───── Data under study ─────

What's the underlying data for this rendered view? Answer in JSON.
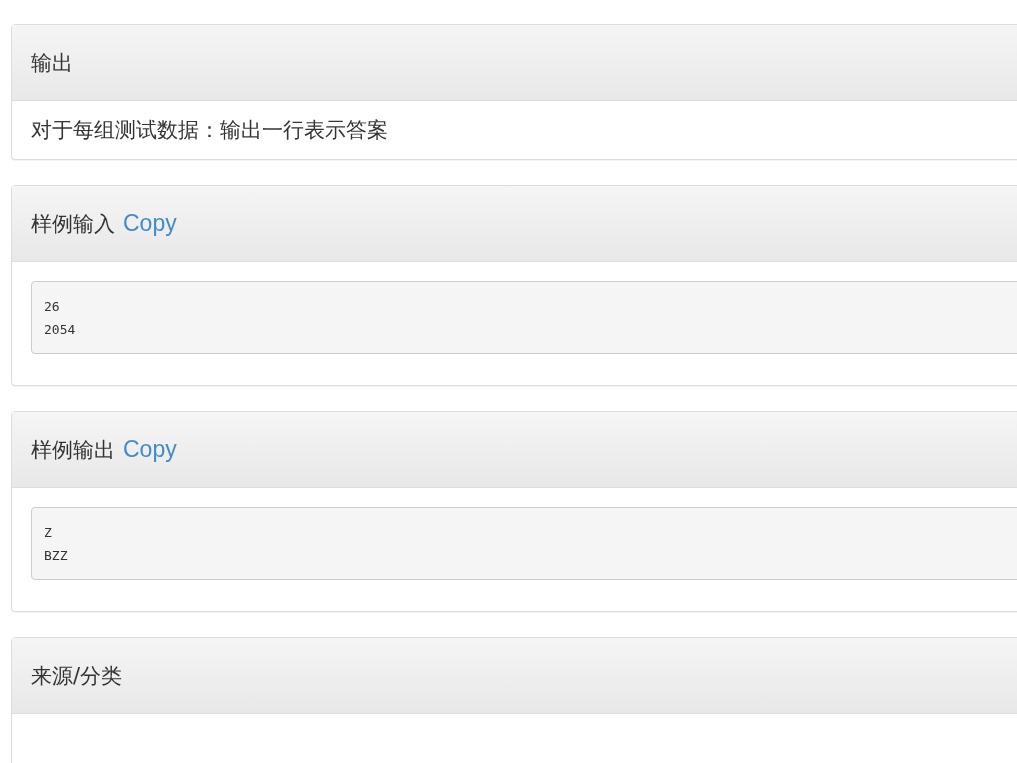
{
  "panels": [
    {
      "heading": "输出",
      "body": {
        "kind": "text",
        "text": "对于每组测试数据：输出一行表示答案"
      }
    },
    {
      "heading": "样例输入",
      "copy_link": "Copy",
      "body": {
        "kind": "code",
        "lines": [
          "26",
          "2054"
        ]
      }
    },
    {
      "heading": "样例输出",
      "copy_link": "Copy",
      "body": {
        "kind": "code",
        "lines": [
          "Z",
          "BZZ"
        ]
      }
    },
    {
      "heading": "来源/分类"
    }
  ]
}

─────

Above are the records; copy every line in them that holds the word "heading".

      "heading": "输出",
      "heading": "样例输入",
      "heading": "样例输出",
      "heading": "来源/分类"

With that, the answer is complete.